Women assuming leadership roles in organisations in our country is always a challenge. In my case, I have always shouldered equal responsibility in farm labour with my husband. And both our labour is critical for the household income. So, when I assumed leadership responsibilities in FTAK, balancing responsibilities became a big challenge. My husband played a crucial supportive role in this. Recently we faced a major challenge when my husband had an accident – strenuous labour is not possible for him any more. This has put severe challenges in my work in FTAK. The organisation rallied behind our family and we are now setting up an organic shop in the nearby town which my husband will manage.
How does the FTAK help empower its female workers / colleagues?
Unlike other villages, in our area, it is the women that took the lead in joining FTAK. The crops on our farmland had been afflicted by disease and there was hardly any income from the farm. The men had become despondent and were looking at opportunities to sell the land and migrate to the plains to find wage labour. We accessed the FTAK premium fund on no interest terms and invested in cattle, poultry, vegetable gardening etc, to slowly bring back income stability to the family. Seeing our results, men started joining the activities of the organisation. And, in 2012, after seeing our success FTAK adopted gender justice as one of the three pillars of its fair trade programme.
How important is it to reassert the role of women in the management of the farming economy?
Traditional farms in Kerala had a crucial role for women. When women manage the farm, the first priority is food for the household – not the cash earnings from the market. Lots of things on the farm that are important for women like food and crops for home remedies are not important to men, because they cannot be sold in the market. That is why biodiverse farms give way to mono crop and we end up suffering when one disease wipes out the entire farm. That is the result of women withdrawing and the market taking over. If we want biodiversity and food security, we cannot have it without empowering women. Women must have a role in the decisions on the link between the farm and the market.

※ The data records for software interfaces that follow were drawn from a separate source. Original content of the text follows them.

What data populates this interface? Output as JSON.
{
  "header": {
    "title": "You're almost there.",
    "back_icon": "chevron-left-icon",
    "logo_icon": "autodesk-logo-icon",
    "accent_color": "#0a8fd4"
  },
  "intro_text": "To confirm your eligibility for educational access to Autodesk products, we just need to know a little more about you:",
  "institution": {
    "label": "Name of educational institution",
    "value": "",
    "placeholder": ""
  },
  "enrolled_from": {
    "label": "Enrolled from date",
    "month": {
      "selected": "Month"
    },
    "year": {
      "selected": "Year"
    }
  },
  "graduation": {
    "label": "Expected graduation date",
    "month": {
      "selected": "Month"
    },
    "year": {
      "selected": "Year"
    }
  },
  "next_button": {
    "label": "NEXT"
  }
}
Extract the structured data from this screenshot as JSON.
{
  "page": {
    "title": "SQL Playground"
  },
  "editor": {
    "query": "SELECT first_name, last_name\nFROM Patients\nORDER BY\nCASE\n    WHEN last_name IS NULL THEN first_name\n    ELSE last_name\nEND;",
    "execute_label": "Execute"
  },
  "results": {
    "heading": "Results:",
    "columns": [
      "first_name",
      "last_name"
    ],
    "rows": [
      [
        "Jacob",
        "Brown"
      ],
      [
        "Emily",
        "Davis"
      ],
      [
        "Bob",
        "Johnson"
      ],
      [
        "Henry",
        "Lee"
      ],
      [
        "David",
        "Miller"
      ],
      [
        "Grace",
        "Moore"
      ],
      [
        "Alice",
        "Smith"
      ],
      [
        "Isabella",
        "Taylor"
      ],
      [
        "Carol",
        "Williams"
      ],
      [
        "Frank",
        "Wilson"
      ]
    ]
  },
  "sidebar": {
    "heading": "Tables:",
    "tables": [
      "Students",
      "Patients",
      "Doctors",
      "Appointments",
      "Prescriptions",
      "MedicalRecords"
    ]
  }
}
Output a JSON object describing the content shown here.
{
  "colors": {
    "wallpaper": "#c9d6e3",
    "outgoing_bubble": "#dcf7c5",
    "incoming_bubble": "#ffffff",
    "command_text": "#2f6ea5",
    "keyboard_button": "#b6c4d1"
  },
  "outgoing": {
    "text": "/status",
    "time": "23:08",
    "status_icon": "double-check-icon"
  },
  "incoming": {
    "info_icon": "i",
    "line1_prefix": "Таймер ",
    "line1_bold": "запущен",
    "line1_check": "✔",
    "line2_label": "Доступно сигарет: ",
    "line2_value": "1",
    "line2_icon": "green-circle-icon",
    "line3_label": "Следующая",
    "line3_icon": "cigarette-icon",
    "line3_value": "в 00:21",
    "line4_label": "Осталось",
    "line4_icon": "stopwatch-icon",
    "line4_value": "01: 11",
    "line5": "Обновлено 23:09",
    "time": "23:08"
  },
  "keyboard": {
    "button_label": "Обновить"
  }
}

What is your greatest achievement to date?
Those who have come to my house know about the bad roads to get there. Even phone connectivity is quite poor. My social contacts were limited to the village church and an occasional visit to the nearby town. I now travel to all the districts of FTAK and meet with farmers. I represent FTAK in many meetings and have even travelled abroad. These were not things I imagined would happen.
What’s the best piece of advice you have ever given?
Collectively we can do many things.
What advice would you give to your younger self?
Your grandmother was so right!
What would you like to achieve in the next five years for the FTAK and for its female workers?
I want greater control for women in the marketing of our products. We have talked at length about women’s cashew and women’s coffee – we must make that a reality soon.
What are three words you would use to describe yourself?
Hard working, responsible and committed.
The theme for the International Day of Rural Women is sustainable infrastructure, services and social protection for gender equality and the empowerment of rural women and girls. From talking to women like Aniamma, we know that empowering women leads to more sustainable farming and food security. We want to celebrate the strength and resilience of women in rural regions and spread the message that by working to improve gender equality, we are building brighter futures for younger generations.